English Journal Vol 102 No 5


21   “Living Large and Taking Charge!” Students Read and Write Their Way to a High School Writing Center
Jane Greer and Djana Trofimoff
Follow their yearlong journey as students  visit college writing centers, interview experts, prepare proposals, and establish their own high school writing center.

28   The Authenticity  Spectrum: The Case of a Science Journalism
Writing Project
Angela M. Kohnen
Students  should be encouraged to explore authentic writing genres, but if those genres are not designed with a rich enough purpose and audience, the authenticity may be “latent” and not ‘functional:’

35   What Happens When High School Students Write in a College Course?
A Study of Dual Credit
Howard Tinberg and Jean-Paul Nadeau
Are students  in dual-credit writing courses missing something they would have gotten in a traditional  high school writing course?

43     Developing Academic Skills through Multigenre Autobiography
Sarah Bickens, Franny Bittman, and David J. Connor
Historical research, interviews, deep reflection, and live presentation:  this ten-chapter assignment fulfills Common Core State Standards as it engages students.

51   Hip-Hop Literature: The Politics, Poetics, and Power of Hip-Hop  in the
English Classroom
Lauren Leigh Kelly
Hip-hop and rap have built an aesthetic and cultural  relevancy that deserves its own high school course. Lauren Leigh Kelly teaches one now.

57   Embracing Intercultural  Diversification: Teaching Young Adult Literature with Native American Themes
Kenan Metzger, Andrea Box, and James Blasingame
Native American and non-Native American students  can develop a richer understanding of US literary and cultural  history by studying Native American  themes.

63   Pencils Down: Is Mimicking the Behaviors of “Good Readers” Bad for
Good Readers?
David Narter
Interrupting the enjoyment  of reading with prediction, annotation, vocabulary study, and other add-ons  may distract proficient readers from the very kinds of reading we want them to do.

69   Challenging Perspectives on Young Adult Literature
Sean P. Connors
With  its focus on classics, the Common Core State Standards may reduce attention to YA literature. Connors uses a Peanuts comic strip to demonstrate  the literariness of seemingly less-sophisticated  texts.

74   Making an Impression: VA Authors and Their Influential Teachers
Brooke  Eisenbach and Joan F. Kaywell
S. E. Hinton, Walter Dean Myers, Erin Gruwell, Chris Crutcher, and many other popular YA authors describe in their own words what their teachers did for them.


80   Three Poems
Ben F. Nelms
88   The Newest Colossus, or When I Wasn’t Puerto Rican
Jeanine Wisniewski

82   Mentoring Matters
What  Will You Tell New Teachers?
Thomas M. McCann

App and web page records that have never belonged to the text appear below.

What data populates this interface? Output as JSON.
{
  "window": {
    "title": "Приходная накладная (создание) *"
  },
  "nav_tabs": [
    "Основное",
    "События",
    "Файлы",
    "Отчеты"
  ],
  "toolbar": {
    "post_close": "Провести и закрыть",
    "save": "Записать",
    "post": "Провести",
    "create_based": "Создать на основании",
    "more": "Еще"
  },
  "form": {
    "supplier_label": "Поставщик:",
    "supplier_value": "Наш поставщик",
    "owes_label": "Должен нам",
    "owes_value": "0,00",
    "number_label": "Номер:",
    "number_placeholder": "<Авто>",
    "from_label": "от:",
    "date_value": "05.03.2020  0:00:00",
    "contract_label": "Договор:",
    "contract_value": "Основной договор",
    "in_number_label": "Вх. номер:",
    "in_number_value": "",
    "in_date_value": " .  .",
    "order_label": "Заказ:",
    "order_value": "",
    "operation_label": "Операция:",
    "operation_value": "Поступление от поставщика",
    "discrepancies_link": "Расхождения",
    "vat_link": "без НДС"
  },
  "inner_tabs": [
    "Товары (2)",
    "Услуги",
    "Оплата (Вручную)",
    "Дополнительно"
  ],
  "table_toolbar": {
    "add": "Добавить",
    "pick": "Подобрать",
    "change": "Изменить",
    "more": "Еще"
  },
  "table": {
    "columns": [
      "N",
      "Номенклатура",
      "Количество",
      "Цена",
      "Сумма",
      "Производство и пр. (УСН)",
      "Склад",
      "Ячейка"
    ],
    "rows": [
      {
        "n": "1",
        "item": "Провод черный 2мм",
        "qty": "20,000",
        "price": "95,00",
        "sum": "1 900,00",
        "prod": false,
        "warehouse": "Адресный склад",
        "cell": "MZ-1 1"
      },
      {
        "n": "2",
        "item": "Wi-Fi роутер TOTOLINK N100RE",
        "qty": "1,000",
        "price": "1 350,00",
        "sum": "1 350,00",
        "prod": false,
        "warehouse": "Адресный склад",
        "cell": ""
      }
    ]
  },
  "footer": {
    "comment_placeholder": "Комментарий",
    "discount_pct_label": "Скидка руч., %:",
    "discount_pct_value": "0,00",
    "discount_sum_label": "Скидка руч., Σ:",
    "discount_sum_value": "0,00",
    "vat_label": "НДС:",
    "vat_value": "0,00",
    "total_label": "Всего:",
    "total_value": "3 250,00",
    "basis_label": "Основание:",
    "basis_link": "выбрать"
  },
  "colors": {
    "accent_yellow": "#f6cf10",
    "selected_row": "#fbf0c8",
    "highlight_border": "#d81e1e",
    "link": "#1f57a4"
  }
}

84   Research for the Classroom
Standards, Standardization, and Student Learning
Julie Gorlewski

89   Teaching Young Adult Literature
YA Literature  Belongs in the Classroom Because …
Mike Roberts

91   Success with Ells
Working with  English Language  Learners: Looking Back, Moving Forward
Margo DelliCarpini and Orlando  Alonso

Lisa Berger
94   Speaking My Mind
Poised to Partner: The 21st-Century School Librarian
Amy Jo Southworth